What Is Strabismus?

Strabismus is a disorder in which the eyes do not line up together. Because they are separately focused they do not look at the same thing at the same time. This is both a visual problem and an aesthetic problem. Generally speaking, people with strabismus are called cross-eyed, or lazy-eyed, but this does not always describe what is actually happening.

Strabismus can impact just one eye, or both. According to the American Academy of Ophthalmology, ‘one eye may look straight ahead, while the other eye turns inward, outward, upward, or downward. The eye turn may be consistent, or it may come and go. Which eye is straight (and which is misaligned) may switch or alternate.’

Who Gets Strabismus?

Who Gets Strabismus

The three most common types of strabismus are:

 

  • Esotropia, which is a very common form of strabismus in children. This is when the eyes cross, or rather, one turns toward the nose rather than straight. This is most common in infants, toddlers and really young children.

 

  • Exotropia, or wall-eye, is where one eye turns outward toward the ear. This usually occurs with children between the ages of 1 and 6 years old.

 

  • Hypertropia, is also known as vertical deviation. This is where one of the eyes turns upward, toward the hairline.

 

The disorder usually impacts infants and children, but it can occur in adults that have suffered from botulism, Graves disease, shellfish poisoning, traumatic brain injury, diabetes, Guillain-Barre syndrome, an injury to the eye, or vision loss from another disease or injury. (Source). In children, having a family history of strabismus is an indicator of risk. It also has a tendency to occur in children who have other physiological disorders that affect the brain such as cerebral palsy, down syndrome, hydrocephalus, brain tumors or prematurity. (Source).

 

In each eye there are six muscles that work together to orient the eyes on any object or view. If a person has strabismus, the muscles do not function together causing one eye to look at one object and the other to turn in a different direction (up, down, or to the side) and focus elsewhere. This is usually because of muscle control, not strength of the muscles. (Source). It causes complications with the way the brain processes information, as it is getting different images from each eye. Symptoms include double vision, crossed eyes, wandering eyes, uncoordinated eye movements or loss of vision or depth perception. (Source)
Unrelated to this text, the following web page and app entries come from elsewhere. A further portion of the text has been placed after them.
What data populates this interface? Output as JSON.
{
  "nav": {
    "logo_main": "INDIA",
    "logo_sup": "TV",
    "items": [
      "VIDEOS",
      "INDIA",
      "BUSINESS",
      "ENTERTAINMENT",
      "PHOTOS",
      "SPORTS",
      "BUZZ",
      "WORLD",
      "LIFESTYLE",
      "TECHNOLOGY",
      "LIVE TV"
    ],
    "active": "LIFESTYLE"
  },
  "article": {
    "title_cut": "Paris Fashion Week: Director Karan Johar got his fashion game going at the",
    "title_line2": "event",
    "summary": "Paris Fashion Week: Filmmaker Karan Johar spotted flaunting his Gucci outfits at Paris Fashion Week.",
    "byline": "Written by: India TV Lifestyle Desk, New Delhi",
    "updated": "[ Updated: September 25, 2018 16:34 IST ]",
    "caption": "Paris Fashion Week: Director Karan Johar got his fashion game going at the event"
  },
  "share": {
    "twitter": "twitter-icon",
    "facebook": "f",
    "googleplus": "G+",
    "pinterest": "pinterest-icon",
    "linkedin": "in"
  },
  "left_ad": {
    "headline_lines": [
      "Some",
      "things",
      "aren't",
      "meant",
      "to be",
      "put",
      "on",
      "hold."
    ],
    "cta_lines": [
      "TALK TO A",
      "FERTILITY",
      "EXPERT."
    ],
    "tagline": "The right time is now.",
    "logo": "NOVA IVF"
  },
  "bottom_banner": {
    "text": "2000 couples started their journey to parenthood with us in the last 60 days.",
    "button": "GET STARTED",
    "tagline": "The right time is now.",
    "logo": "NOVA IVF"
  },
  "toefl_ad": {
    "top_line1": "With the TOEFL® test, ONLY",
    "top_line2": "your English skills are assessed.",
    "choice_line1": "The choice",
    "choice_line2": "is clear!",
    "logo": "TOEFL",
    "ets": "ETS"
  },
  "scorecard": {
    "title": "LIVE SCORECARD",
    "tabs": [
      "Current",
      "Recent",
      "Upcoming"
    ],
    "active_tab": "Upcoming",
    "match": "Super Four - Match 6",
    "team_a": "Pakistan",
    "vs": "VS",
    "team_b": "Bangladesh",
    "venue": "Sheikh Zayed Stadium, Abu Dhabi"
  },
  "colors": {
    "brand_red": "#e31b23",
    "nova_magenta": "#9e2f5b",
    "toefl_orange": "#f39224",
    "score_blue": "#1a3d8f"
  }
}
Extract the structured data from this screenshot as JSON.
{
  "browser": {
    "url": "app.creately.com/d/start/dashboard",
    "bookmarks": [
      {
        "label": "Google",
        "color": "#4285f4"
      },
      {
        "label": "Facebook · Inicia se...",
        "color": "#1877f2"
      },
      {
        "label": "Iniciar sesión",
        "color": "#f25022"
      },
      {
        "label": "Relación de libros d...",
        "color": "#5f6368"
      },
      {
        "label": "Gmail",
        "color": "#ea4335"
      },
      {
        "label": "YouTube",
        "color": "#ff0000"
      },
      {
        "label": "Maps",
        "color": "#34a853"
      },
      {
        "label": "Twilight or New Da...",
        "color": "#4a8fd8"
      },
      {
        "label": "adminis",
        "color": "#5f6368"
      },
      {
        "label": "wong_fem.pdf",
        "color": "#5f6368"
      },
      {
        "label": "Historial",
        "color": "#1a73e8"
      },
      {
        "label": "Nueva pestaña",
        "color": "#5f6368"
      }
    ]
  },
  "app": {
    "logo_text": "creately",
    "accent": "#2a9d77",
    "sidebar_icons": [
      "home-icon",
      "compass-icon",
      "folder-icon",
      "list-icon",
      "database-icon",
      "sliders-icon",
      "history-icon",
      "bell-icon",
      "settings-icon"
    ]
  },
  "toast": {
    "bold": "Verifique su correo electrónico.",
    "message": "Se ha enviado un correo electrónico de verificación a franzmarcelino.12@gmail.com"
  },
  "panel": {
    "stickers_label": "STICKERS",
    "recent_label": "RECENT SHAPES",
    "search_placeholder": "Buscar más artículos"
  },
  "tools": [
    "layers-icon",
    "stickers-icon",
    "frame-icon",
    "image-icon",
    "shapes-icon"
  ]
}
The Impact of Strabismus

The Impact of Strabismus

Malalignment of the eyes can cause several things to happen:

 

  • Double vision, or diplopia, develops because the eyes are not aimed at the same place and two images are being sent to the brain.

 

  • Suppression, or strabismic amblyopia, can occur when the brain ignores the information from one eye in order to avoid double vision. This may cause vision loss if the same eye is suppressed consistently.

 

  • Anomalous retinal correspondence occurs when the brain develops a new match for each eye even though they are not focused on the same thing. This typically only occurs in very young children.

 

It is important to have strabismus diagnosed and treated early, to prevent permanent damage to not only the eyes, but to the brain. When strabismus is diagnosed the doctor may try corrective lenses and other treatments, but if there is not improvement, surgery will be necessary to make the muscles in the eyes move correctly. However, it is very important to understand that eye muscle surgery cannot repair poor vision problems, so even after a successful surgery, it may be necessary to wear corrective lenses. (Source).

Strabismus Surgery

Strabismus Surgery

Strabismus surgery changes the alignment of the eyes by loosening or tightening the eye muscles. The procedure is performed under anesthesia in an outpatient setting. Following the surgery the eyes will be red and irritated for several days to several months. The surgeon may prescribe ointments or drops to help with this.

 

The muscles that are operated on are attached to the wall of the eye, or sclera, and are covered with the thin and transparent tissue conjunctiva. The surgeon holds open the eyes with a small speculum and makes an incision in the conjunctiva, then uses a delicate hook to find the muscle.  If a recession is performed the muscle is detached from the eye and reattached further back from the front; if a resection is performed, then the muscle is shortened but reattached at its original point. (Source). This allows for either more or less functionality of eye movement.

Like any procedure on the eye it is critical to maintain good eye hygiene in advance to reduce any risks of infection. One of the best ways to do this is with daily use of Cliradex. This will not only help to keep the skin, brows, and eyelashes around the eye clean, but will help to eliminate any demodex mites that are residing on the face and in the eyelashes. Demodex can cause aggravations and irritations that could complicate the healing process.